Godzilla Minus One

70 years king of the monsters

Can’t say I’ve kept up with all the Godzilla movies since the big lizard first strode out of Tokyo Bay in 1954 and entertainingly leveled the city. There are reportedly 37 of them by now, spin-offs, remakes, battling other monsters, ad nauseam. And I wrote off the four US efforts when the clueless Yankee filmmakers had the poor monster RUNNING though New York City! Godzilla doesn’t run, fer crissake, he lumbers menacingly. 

So I wasn’t planning on including this one until one day last week when I had a few hours to kill and noticed that my neighborhood theater was showing it with English subtitles. So I went. And had a ball!
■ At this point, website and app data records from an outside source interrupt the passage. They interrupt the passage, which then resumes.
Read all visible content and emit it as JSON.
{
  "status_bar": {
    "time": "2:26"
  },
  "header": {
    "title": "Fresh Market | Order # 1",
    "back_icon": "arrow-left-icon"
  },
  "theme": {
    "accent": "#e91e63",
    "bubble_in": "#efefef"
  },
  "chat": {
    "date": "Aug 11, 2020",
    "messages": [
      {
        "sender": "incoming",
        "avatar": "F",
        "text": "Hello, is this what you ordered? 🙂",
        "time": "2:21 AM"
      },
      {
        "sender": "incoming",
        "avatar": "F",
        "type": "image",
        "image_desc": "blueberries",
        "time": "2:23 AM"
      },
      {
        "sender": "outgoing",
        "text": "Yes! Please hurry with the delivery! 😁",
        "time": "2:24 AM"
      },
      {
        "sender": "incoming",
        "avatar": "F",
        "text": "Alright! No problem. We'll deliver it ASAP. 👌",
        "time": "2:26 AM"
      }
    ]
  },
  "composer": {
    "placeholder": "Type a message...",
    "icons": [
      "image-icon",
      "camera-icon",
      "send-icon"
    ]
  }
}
First off, forget all the past Godzilla lore. Out the window. He’s not a kind, misunderstood lizard making a statement for the no-nukes crowd.  He’s not there to save miserable mankind from a worse creature. He is, quite simply, a bad-ass, extremely destructive and zero-shits-given mo-fo.  

The whole movie takes place in postwar Tokyo between 1945 and 1948, so it’s a prequel of sorts. The character-driven story centers on a surviving kamikaze pilot (the best kind, you’d think, save for that lifetime of shame thing) eking out a living in the rubble of a firebombed Tokyo and taking dangerous jobs to assuage his survivor’s guilt. Like working on a minesweeper. At sea. Where giant lizards have been seen. He gradually and almost unwittingly forms a family of unrelated fellow survivors. Make no mistake; this is a Japanese movie, built on Japanese sentiments and unabashed melodrama. But it translates. It translates. 
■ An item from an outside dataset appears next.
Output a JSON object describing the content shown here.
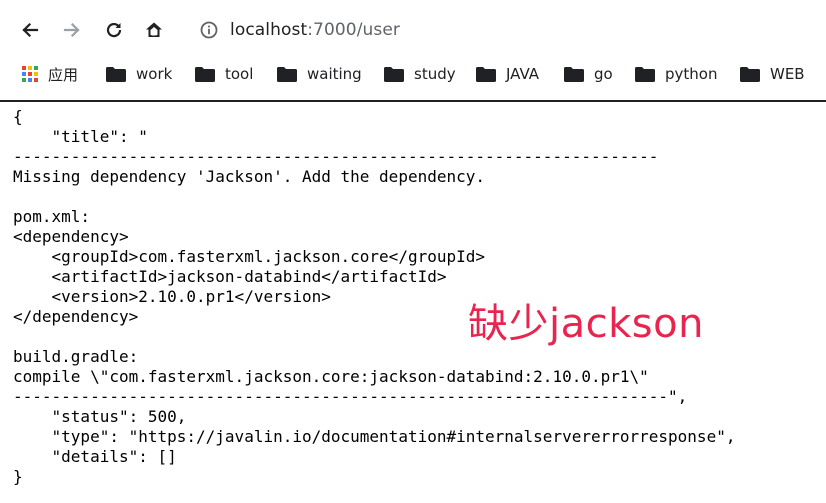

This is not just a good Godzilla movie, but one of the year’s best films, period, and the reason is because its appeal is universal. When the monster appears, Japan’s military has been decimated by war, the Americans are busy dealing with the encroaching Soviets, and the cops are disorganized. So it falls to a plucky group of veterans and common citizens to mount a defense against a big bully that appears invulnerable. 

Writer/director Takashi Yamazaki has blended SFX, drama, an anti-war message, humor and some truly scary action bits to fashion a perfectly paced crowd-pleaser. Bravo! And he did it all on a reported budget of just $15 million.

I’ll not tell you any more, but do try to catch this rousing spectacle. English subtitles at selected screenings only. And it will undoubtedly be streaming soon. It also quite obviously sets up a sequel. (125 min)